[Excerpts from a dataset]
::::::::

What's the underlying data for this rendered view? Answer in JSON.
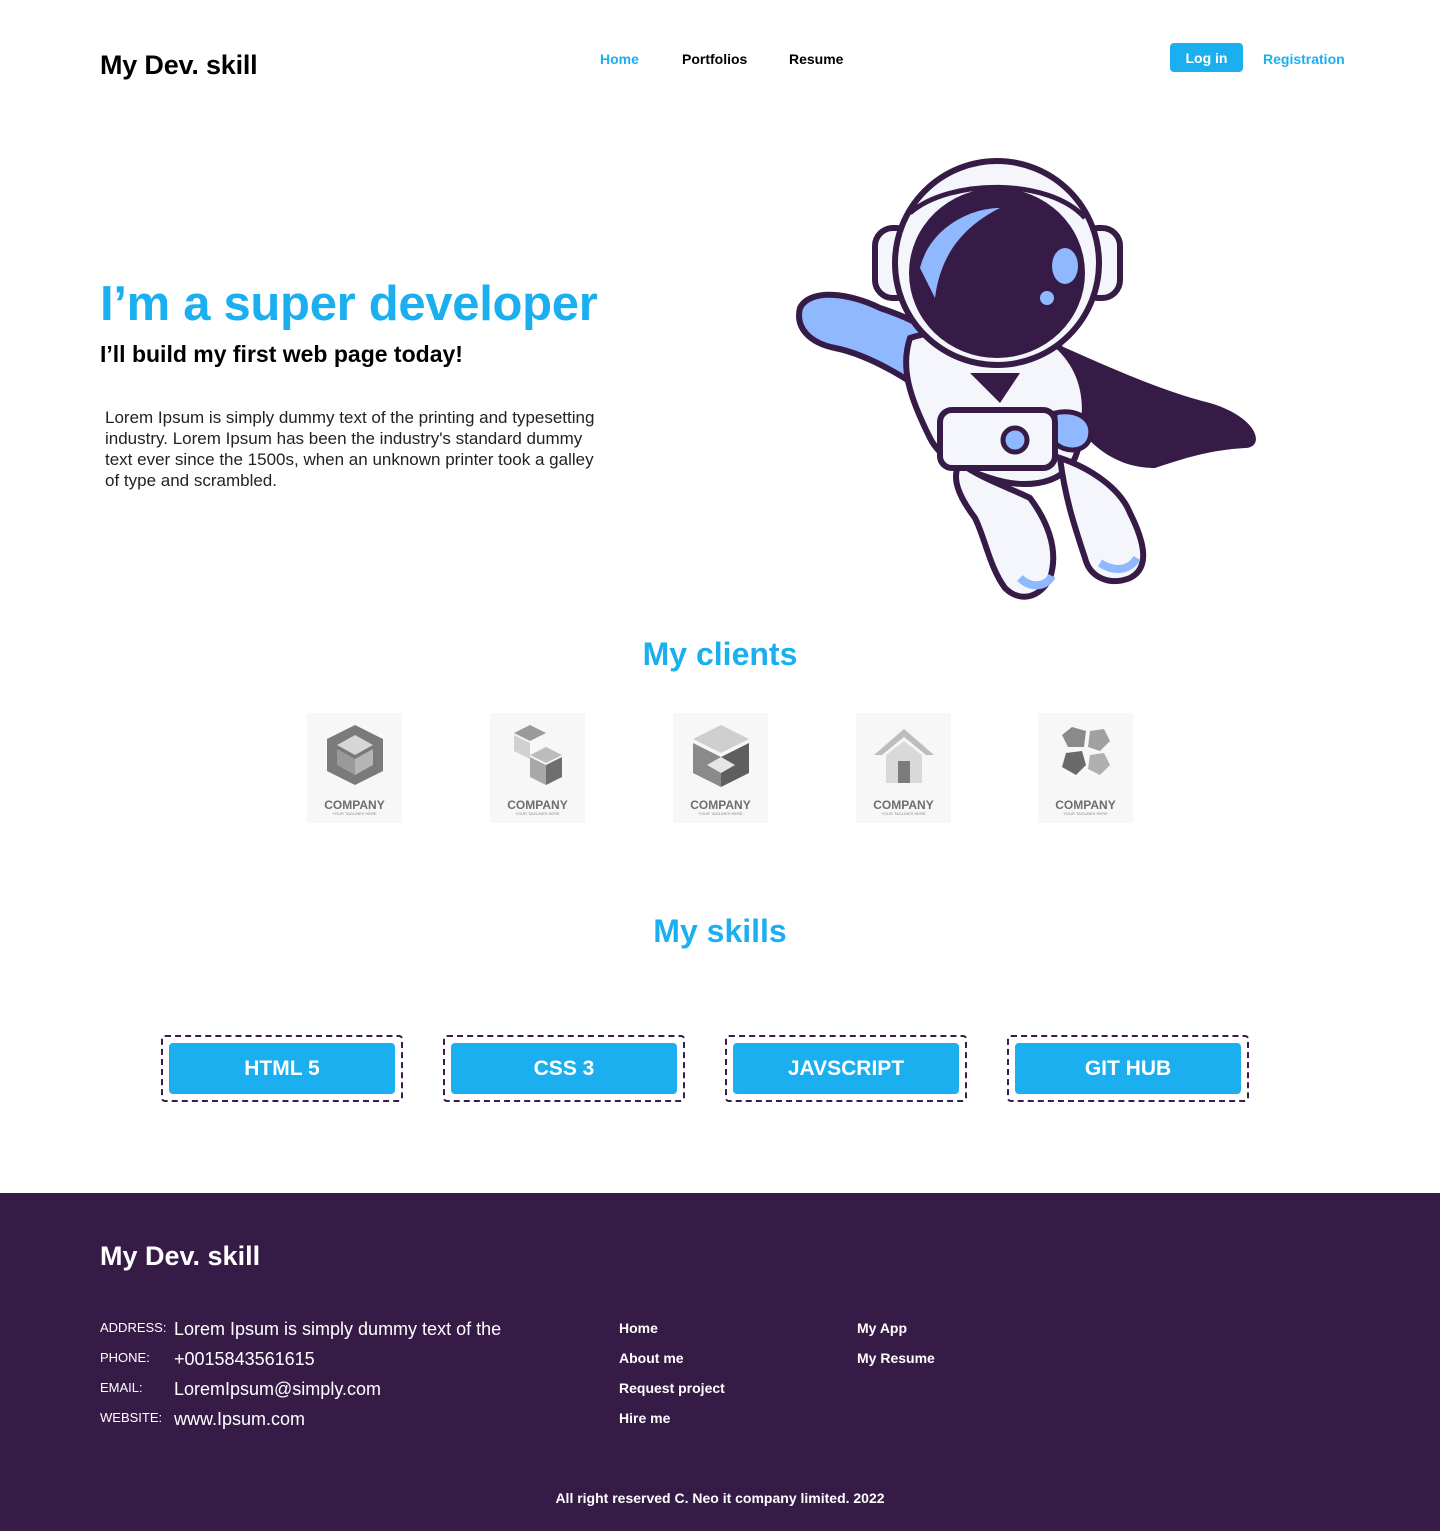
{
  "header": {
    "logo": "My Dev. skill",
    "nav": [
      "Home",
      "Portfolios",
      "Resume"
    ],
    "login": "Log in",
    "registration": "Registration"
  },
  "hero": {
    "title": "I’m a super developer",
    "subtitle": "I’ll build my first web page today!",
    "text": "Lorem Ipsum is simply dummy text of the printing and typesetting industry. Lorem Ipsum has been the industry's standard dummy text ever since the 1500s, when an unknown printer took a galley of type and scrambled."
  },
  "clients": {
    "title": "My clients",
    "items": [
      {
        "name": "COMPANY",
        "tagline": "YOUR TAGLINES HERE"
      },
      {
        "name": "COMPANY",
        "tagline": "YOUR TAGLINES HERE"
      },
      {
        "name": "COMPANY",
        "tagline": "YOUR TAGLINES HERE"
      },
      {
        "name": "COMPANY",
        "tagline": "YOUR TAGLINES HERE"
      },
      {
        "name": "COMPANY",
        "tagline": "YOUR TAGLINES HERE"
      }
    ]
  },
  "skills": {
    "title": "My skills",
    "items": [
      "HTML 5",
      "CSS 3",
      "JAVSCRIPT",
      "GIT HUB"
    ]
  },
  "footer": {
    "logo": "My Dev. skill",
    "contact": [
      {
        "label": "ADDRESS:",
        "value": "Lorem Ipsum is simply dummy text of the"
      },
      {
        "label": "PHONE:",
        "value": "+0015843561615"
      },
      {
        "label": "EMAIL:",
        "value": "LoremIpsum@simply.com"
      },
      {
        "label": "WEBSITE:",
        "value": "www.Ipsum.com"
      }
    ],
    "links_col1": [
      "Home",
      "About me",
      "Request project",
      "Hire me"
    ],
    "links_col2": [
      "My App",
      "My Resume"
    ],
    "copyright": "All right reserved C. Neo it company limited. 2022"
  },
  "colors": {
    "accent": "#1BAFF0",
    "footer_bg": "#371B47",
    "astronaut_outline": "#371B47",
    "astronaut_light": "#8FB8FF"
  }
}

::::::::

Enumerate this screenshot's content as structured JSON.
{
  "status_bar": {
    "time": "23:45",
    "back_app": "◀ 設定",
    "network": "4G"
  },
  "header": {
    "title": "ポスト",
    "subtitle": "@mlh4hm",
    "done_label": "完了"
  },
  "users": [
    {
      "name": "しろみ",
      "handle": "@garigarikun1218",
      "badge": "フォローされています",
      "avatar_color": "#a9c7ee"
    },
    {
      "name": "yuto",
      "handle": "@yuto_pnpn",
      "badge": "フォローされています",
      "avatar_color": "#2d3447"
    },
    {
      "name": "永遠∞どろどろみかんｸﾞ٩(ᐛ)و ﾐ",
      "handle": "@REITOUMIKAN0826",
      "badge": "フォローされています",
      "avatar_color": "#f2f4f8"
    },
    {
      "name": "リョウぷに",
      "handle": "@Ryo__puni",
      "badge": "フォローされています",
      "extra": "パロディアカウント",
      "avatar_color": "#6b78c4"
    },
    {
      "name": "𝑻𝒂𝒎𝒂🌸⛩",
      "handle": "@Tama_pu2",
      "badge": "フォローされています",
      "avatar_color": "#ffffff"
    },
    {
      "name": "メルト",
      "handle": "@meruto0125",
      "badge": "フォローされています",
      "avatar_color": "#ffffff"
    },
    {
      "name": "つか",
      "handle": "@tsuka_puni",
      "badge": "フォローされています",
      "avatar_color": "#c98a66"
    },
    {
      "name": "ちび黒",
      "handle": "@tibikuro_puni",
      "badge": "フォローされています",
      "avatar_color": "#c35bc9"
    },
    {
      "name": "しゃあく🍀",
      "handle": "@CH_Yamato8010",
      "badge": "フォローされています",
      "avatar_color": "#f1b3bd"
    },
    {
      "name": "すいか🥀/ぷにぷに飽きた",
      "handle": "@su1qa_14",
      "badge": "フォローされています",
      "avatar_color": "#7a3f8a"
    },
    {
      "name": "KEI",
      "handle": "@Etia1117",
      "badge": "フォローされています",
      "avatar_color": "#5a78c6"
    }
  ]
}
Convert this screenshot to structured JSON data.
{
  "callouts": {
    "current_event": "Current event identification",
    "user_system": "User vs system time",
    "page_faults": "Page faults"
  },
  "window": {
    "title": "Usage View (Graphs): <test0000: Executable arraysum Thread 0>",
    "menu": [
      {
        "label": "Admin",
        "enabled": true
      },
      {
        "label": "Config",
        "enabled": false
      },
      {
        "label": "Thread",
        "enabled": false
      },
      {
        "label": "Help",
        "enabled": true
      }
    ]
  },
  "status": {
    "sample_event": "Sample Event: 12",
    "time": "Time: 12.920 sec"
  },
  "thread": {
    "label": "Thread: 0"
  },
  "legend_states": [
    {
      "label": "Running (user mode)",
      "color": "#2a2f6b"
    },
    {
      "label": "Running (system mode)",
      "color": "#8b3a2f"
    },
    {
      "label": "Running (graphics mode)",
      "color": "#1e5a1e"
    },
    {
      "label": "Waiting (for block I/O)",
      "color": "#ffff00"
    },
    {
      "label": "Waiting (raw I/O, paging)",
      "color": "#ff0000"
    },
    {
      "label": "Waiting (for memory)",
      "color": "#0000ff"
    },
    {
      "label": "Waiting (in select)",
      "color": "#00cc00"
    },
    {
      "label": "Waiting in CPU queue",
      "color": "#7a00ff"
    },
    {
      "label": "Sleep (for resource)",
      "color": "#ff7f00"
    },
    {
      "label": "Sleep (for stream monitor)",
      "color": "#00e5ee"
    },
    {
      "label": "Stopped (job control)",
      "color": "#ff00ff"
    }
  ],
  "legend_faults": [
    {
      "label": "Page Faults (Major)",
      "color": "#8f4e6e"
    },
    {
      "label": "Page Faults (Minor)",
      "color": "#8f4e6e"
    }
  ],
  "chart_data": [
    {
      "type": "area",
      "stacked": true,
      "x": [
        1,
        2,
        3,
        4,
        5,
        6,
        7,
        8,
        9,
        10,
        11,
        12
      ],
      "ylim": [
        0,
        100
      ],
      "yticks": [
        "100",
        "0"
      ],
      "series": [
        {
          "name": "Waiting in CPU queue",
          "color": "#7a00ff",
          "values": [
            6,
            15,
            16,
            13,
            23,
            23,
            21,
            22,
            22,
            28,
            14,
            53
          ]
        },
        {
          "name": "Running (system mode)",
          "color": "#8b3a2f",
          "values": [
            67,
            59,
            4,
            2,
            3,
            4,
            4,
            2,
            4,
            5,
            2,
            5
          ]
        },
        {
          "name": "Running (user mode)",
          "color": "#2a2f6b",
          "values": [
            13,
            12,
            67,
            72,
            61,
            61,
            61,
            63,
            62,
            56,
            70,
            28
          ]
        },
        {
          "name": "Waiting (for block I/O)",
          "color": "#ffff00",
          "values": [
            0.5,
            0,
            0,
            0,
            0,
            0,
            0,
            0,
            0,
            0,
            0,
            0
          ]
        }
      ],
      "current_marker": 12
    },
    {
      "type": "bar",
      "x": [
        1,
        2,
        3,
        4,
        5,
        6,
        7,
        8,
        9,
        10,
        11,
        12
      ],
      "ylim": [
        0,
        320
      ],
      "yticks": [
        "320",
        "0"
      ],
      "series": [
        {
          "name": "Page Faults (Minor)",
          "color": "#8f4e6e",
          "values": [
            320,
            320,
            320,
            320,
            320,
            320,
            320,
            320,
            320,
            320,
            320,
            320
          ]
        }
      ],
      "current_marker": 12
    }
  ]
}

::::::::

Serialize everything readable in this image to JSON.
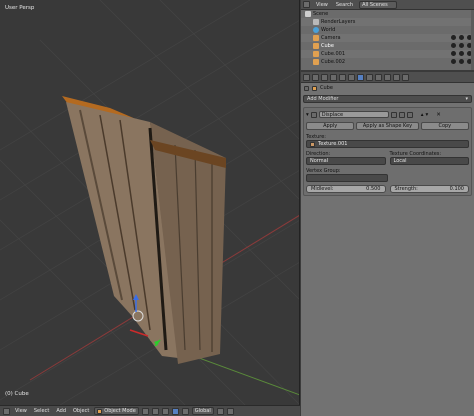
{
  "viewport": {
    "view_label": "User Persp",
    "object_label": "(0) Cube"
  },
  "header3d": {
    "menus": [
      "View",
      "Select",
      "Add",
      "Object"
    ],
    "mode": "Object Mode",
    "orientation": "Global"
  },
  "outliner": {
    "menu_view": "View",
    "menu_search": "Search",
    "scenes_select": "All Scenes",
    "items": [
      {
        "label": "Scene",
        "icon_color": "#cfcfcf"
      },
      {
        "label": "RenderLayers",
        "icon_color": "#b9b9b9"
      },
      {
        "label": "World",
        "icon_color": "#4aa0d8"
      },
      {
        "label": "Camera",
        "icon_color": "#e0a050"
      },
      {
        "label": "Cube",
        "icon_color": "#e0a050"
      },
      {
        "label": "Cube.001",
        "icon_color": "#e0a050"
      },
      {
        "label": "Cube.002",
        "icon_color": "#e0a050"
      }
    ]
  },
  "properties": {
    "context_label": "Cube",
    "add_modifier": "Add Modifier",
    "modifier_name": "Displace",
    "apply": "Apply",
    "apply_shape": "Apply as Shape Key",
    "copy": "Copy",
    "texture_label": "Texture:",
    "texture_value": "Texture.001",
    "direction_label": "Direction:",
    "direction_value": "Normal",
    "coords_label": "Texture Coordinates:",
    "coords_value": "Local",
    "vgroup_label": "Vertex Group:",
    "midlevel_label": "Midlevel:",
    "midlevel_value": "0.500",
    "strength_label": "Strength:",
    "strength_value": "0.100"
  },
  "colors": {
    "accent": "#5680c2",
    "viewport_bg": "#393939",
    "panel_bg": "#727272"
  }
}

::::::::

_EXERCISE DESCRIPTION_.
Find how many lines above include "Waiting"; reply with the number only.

_REPLY_.
7